| What to produce |
Copy each line below in which the string "label" occurs.

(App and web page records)

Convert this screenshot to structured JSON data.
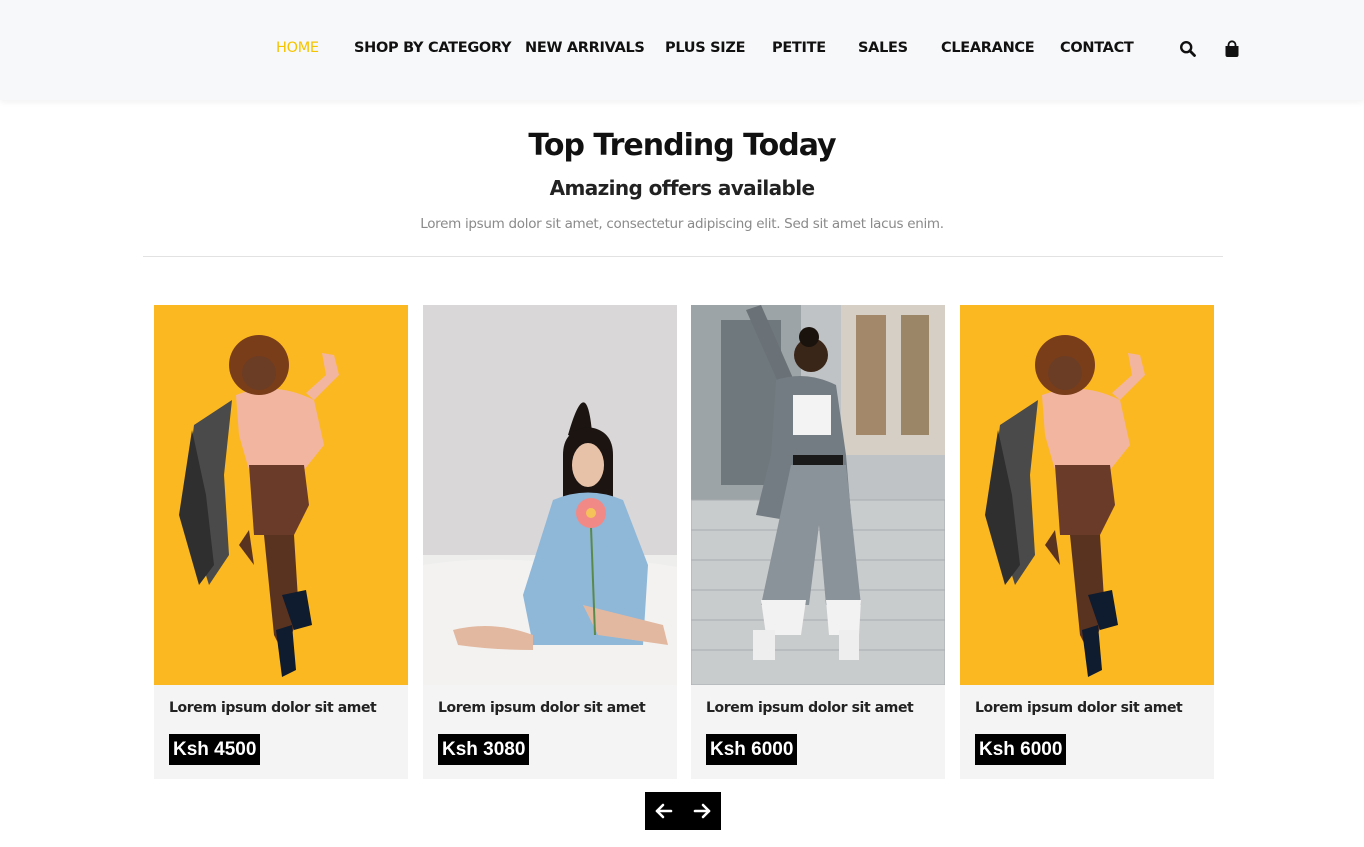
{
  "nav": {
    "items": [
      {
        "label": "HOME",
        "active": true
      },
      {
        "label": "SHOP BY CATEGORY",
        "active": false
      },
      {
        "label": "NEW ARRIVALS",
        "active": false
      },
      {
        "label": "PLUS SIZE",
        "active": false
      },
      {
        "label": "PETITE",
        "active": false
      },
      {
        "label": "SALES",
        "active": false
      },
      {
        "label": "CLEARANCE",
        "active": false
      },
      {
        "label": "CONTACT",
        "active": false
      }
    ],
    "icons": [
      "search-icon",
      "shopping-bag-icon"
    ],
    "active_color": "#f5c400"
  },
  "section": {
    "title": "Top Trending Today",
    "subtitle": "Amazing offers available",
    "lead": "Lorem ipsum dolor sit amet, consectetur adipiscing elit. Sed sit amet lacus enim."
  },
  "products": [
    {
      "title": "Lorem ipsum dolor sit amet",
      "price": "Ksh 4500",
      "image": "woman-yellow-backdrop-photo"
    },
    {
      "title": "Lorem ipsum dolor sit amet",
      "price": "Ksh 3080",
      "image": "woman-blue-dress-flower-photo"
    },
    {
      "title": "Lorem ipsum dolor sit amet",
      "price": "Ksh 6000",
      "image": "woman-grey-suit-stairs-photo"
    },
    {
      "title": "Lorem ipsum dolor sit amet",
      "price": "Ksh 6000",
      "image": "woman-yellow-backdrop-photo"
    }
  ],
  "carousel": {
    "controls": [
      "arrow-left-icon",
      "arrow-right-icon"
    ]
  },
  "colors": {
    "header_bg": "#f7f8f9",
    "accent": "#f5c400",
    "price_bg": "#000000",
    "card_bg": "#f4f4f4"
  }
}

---

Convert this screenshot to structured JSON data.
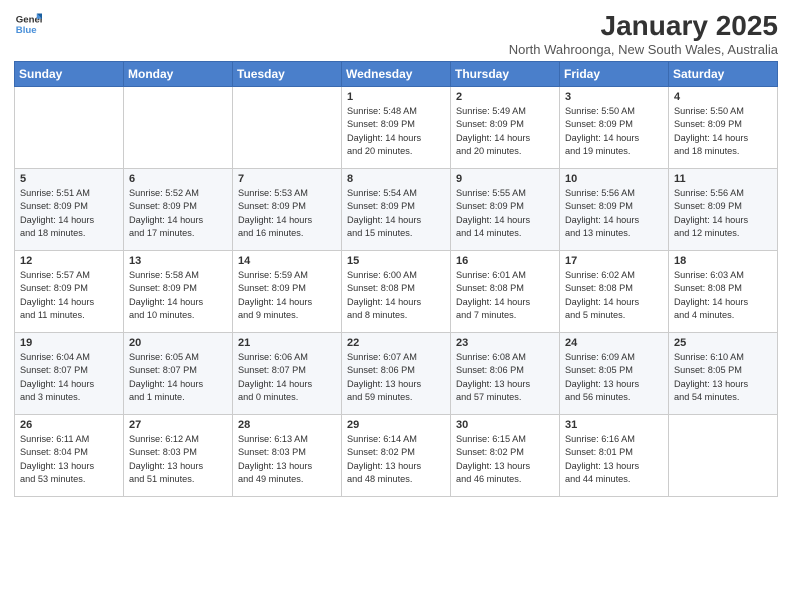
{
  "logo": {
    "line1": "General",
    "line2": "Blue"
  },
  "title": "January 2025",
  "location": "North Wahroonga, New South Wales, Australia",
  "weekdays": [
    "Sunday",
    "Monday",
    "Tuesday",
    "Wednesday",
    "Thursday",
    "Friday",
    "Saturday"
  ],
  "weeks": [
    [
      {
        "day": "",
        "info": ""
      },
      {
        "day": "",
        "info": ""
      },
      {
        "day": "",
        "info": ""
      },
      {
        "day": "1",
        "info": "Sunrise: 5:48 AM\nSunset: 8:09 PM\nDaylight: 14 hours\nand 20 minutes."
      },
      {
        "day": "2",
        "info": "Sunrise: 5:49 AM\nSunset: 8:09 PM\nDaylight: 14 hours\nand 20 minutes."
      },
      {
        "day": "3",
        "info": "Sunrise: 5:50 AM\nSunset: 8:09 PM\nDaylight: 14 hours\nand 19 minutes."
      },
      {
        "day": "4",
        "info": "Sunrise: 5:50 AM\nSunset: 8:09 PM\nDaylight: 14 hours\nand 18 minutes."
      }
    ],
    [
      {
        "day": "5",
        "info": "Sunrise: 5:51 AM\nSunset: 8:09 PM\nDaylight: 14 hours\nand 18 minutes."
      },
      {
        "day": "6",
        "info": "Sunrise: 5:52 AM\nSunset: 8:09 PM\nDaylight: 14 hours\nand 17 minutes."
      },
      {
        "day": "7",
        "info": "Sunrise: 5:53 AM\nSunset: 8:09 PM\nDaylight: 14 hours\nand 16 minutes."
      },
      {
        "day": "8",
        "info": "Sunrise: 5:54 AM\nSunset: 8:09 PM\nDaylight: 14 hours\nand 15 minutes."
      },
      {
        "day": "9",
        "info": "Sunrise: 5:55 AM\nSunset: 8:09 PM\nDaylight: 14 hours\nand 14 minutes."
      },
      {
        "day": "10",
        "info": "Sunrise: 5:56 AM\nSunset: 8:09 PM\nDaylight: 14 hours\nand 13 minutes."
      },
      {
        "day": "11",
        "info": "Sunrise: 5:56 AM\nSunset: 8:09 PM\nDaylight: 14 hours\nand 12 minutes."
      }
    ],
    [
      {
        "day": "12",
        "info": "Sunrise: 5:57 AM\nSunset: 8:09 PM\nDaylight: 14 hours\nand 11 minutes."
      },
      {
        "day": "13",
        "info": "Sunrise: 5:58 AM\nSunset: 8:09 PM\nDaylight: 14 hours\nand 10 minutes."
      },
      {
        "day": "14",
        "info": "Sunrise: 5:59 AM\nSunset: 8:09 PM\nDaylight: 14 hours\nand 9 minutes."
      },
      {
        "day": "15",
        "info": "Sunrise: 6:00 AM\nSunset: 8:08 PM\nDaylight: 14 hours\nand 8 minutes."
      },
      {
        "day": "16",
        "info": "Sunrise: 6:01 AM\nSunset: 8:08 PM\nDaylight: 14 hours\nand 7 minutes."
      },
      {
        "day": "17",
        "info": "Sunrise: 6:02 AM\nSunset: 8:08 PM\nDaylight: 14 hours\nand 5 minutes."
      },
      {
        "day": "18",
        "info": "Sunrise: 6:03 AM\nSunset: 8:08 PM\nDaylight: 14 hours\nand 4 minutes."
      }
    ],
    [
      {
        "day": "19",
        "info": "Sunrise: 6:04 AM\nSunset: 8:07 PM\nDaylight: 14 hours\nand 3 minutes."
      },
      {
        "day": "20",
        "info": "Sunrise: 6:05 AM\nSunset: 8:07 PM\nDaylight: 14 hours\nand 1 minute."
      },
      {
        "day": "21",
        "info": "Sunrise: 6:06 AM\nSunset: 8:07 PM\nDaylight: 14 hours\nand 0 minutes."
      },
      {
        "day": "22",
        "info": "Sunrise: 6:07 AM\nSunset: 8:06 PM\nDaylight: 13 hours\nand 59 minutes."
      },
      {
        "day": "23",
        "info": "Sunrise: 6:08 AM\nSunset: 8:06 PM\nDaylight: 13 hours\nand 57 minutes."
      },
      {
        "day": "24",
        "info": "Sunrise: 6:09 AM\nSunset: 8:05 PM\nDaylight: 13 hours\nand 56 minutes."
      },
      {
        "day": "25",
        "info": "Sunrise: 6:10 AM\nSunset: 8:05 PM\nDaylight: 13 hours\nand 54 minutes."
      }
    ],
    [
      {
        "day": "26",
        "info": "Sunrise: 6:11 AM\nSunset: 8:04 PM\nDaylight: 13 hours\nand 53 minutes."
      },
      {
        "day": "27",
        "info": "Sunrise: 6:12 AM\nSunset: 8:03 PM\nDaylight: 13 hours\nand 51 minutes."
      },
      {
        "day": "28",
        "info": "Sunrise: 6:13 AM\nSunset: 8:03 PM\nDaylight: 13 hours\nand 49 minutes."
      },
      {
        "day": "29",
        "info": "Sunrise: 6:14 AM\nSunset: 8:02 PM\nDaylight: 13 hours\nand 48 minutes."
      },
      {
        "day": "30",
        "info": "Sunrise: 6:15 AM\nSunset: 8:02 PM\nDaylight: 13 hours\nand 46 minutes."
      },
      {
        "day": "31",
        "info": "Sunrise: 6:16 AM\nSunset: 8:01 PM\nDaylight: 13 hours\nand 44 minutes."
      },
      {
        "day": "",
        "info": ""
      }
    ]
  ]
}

| Problem solution |
        "label": "HOME",
        "label": "SHOP BY CATEGORY",
        "label": "NEW ARRIVALS",
        "label": "PLUS SIZE",
        "label": "PETITE",
        "label": "SALES",
        "label": "CLEARANCE",
        "label": "CONTACT",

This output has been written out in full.